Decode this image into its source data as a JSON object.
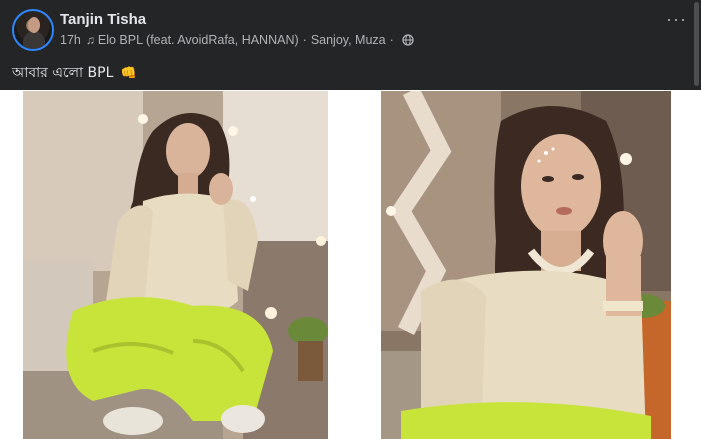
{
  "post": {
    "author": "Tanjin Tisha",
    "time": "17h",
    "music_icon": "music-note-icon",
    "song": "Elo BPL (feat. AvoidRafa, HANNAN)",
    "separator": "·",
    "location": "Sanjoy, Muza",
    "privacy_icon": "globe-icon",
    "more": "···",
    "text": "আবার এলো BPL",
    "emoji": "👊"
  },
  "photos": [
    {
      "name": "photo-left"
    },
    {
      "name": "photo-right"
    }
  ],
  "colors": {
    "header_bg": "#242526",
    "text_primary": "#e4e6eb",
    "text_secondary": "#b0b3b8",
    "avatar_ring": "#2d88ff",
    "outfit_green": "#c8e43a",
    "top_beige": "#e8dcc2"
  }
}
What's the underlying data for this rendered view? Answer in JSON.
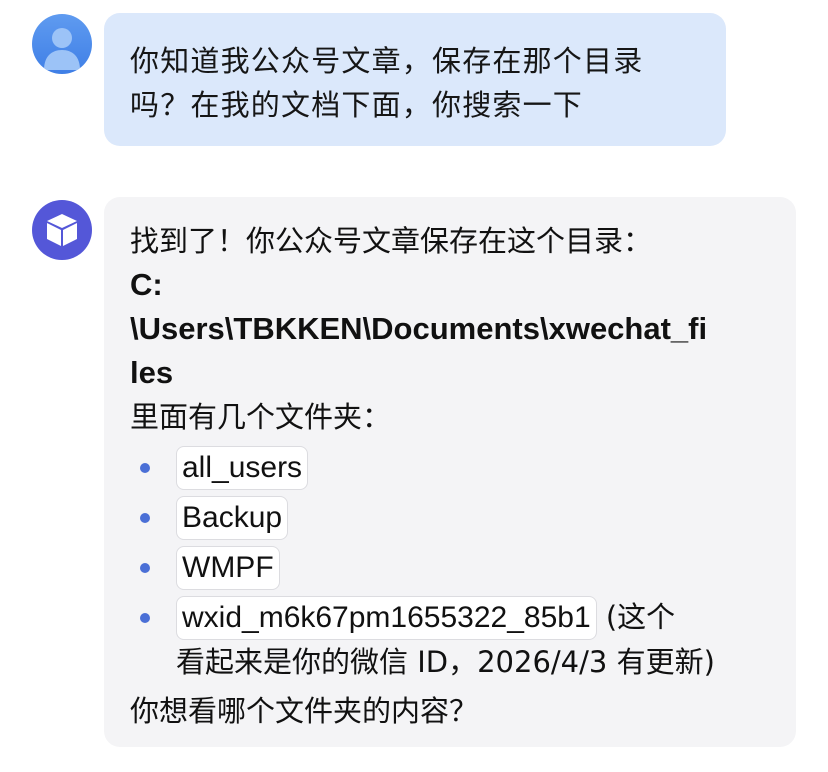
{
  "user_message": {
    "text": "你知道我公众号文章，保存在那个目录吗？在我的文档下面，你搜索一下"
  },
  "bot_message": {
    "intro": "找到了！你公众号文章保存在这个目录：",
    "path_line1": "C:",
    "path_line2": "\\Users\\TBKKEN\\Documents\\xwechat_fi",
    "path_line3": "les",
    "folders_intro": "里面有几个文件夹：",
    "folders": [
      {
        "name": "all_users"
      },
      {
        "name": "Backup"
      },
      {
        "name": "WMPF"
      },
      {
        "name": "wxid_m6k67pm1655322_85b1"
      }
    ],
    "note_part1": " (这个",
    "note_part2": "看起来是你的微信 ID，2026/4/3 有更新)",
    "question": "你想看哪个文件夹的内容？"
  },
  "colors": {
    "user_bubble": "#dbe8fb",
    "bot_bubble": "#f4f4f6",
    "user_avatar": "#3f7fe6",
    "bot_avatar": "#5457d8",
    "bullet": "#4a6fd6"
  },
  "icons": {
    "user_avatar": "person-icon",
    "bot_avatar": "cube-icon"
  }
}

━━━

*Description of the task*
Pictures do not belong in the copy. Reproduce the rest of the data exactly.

*Completed task*
Decode this image into its source data as a JSON object.
{
  "post": {
    "author": "Tanjin Tisha",
    "time": "17h",
    "music_icon": "music-note-icon",
    "song": "Elo BPL (feat. AvoidRafa, HANNAN)",
    "separator": "·",
    "location": "Sanjoy, Muza",
    "privacy_icon": "globe-icon",
    "more": "···",
    "text": "আবার এলো BPL",
    "emoji": "👊"
  },
  "photos": [
    {
      "name": "photo-left"
    },
    {
      "name": "photo-right"
    }
  ],
  "colors": {
    "header_bg": "#242526",
    "text_primary": "#e4e6eb",
    "text_secondary": "#b0b3b8",
    "avatar_ring": "#2d88ff",
    "outfit_green": "#c8e43a",
    "top_beige": "#e8dcc2"
  }
}
What's the underlying data for this rendered view? Answer in JSON.
{
  "user_message": {
    "text": "你知道我公众号文章，保存在那个目录吗？在我的文档下面，你搜索一下"
  },
  "bot_message": {
    "intro": "找到了！你公众号文章保存在这个目录：",
    "path_line1": "C:",
    "path_line2": "\\Users\\TBKKEN\\Documents\\xwechat_fi",
    "path_line3": "les",
    "folders_intro": "里面有几个文件夹：",
    "folders": [
      {
        "name": "all_users"
      },
      {
        "name": "Backup"
      },
      {
        "name": "WMPF"
      },
      {
        "name": "wxid_m6k67pm1655322_85b1"
      }
    ],
    "note_part1": " (这个",
    "note_part2": "看起来是你的微信 ID，2026/4/3 有更新)",
    "question": "你想看哪个文件夹的内容？"
  },
  "colors": {
    "user_bubble": "#dbe8fb",
    "bot_bubble": "#f4f4f6",
    "user_avatar": "#3f7fe6",
    "bot_avatar": "#5457d8",
    "bullet": "#4a6fd6"
  },
  "icons": {
    "user_avatar": "person-icon",
    "bot_avatar": "cube-icon"
  }
}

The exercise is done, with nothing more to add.